But the good thing about government loans is that, unlike private loans where there is no grace period, with government loans you have 6 months before start making initial payments.
For instance, most government student loans don’t need to be repaid until 6 months after graduation. Typically this means payments are not needed while you’re still in school. On the other hand, some private student loans may require monthly payments to be made before you graduate.
Federal loans also offer adjustments to your repayment schedule. For instance, if you have insufficient funds to cover the monthly payments, you’re eligible to sign up for an income-driven repayment plan, which is designed to lower the amount you pay every month.
Another option is to apply for deferment or forbearance. This option is to put your payment on a hold only temporarily, until being able to continue with the payments. By doing so, your score is safe and won’t be affected.
How to Manage Your Student Loans?
Student loans impact a credit score. So, what are the things you can do to avoid negative consequences?
Here are some valuable tips to help you manage your student loans.
If you’re a student and want to save some money, check out some helpful tips on How to Save Money as a Student in Canada?
Make higher payments
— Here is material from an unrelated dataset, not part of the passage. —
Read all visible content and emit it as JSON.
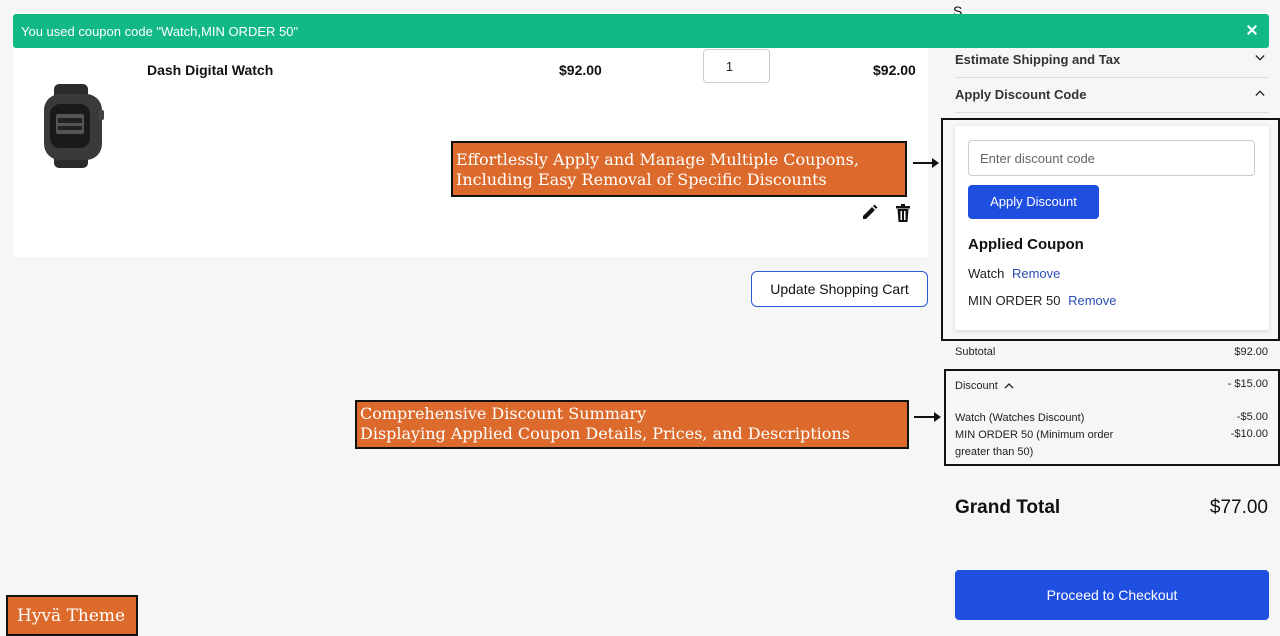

You can start by making larger payments than your minimum payments are. It helps to reduce the amount of interest and every larger amount you pay goes towards the principal amount.
Thus, your total loan amount will decrease and make your monthly payments much easier to manage. Automatic payments are also something to think about when managing your loan payments. You can set the amount you wish to pay each month, the higher the better, and spare yourself the hustle of paying in person.
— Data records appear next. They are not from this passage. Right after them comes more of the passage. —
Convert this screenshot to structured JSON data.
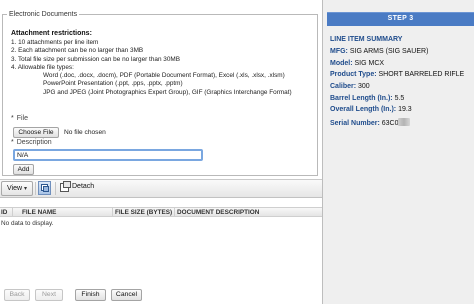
{
  "documents": {
    "legend": "Electronic Documents",
    "restrictions_title": "Attachment restrictions:",
    "restrictions": [
      "1. 10 attachments per line item",
      "2. Each attachment can be no larger than 3MB",
      "3. Total file size per submission can be no larger than 30MB",
      "4. Allowable file types:"
    ],
    "file_types": [
      "Word (.doc, .docx, .docm), PDF (Portable Document Format), Excel (.xls, .xlsx, .xlsm)",
      "PowerPoint Presentation (.ppt, .pps, .pptx, .pptm)",
      "JPG and JPEG (Joint Photographics Expert Group), GIF (Graphics Interchange Format)"
    ],
    "required_marker": "*",
    "file_label": "File",
    "choose_file_label": "Choose File",
    "no_file_text": "No file chosen",
    "description_label": "Description",
    "description_value": "N/A",
    "add_label": "Add"
  },
  "grid": {
    "view_label": "View",
    "view_arrow": "▾",
    "detach_label": "Detach",
    "columns": [
      "ID",
      "FILE NAME",
      "FILE SIZE (BYTES)",
      "DOCUMENT DESCRIPTION"
    ],
    "empty_text": "No data to display."
  },
  "footer": {
    "back": "Back",
    "next": "Next",
    "finish": "Finish",
    "cancel": "Cancel"
  },
  "summary": {
    "step_label": "STEP 3",
    "title": "LINE ITEM SUMMARY",
    "rows": [
      {
        "key": "MFG:",
        "value": "SIG ARMS (SIG SAUER)"
      },
      {
        "key": "Model:",
        "value": "SIG MCX"
      },
      {
        "key": "Product Type:",
        "value": "SHORT BARRELED RIFLE"
      },
      {
        "key": "Caliber:",
        "value": "300"
      },
      {
        "key": "Barrel Length (In.):",
        "value": "5.5"
      },
      {
        "key": "Overall Length (In.):",
        "value": "19.3"
      }
    ],
    "serial_key": "Serial Number:",
    "serial_value": "63C0"
  },
  "colors": {
    "step_bar": "#4a7bc4",
    "summary_key": "#1f4c8c",
    "right_panel_bg": "#efefef"
  }
}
Make a lump-sum payment
Any time you make a lump-sum, it speeds up the process of your repayment. You may repay your loan rather sooner if you continue to make lump-sums. The way it works is that your lump-sum goes towards your interest first, then to the principal.
If you want to speed up the process, you can start making lump-sums either during your schooling period or during the grace period. This way, the amount you pay goes directly toward the principal. It also reduces your overall interest rates.
Apply for government assistance
If you correctly assess your financial situation and conclude that it’ll be hard to keep up with the payments, you can apply through the NSLSC for financial assistance. They offer several programs to help students alleviate their financial struggles.
There are several examples of how that works:
- Get a reduction in interest
- Reduction in monthly payments
- Or loan forgiveness but only in extreme cases for which you must show documentation justifying your reason
Just keep in mind that you’re eligible for the loan forgiveness program only if you haven’t exceeded the 90 days overdue.
Before jumping into any decision, think about if you need a student loan in the first place. If you think you do, ensure to understand how student loans work and how student loans impact a credit score.
If you go in default, then it will be recorded on your credit report for up to 6-7 years.
Typically, having student loan debt may affect how much you can borrow for a mortgage. Although you can still get a mortgage to purchase your first house, the lower your credit score, the less borrowing power you have.
How many points do student loans affect credit score depends on your loan debt and if you have missed any payments. But your student loan can drop your credit score by as much as 80 points.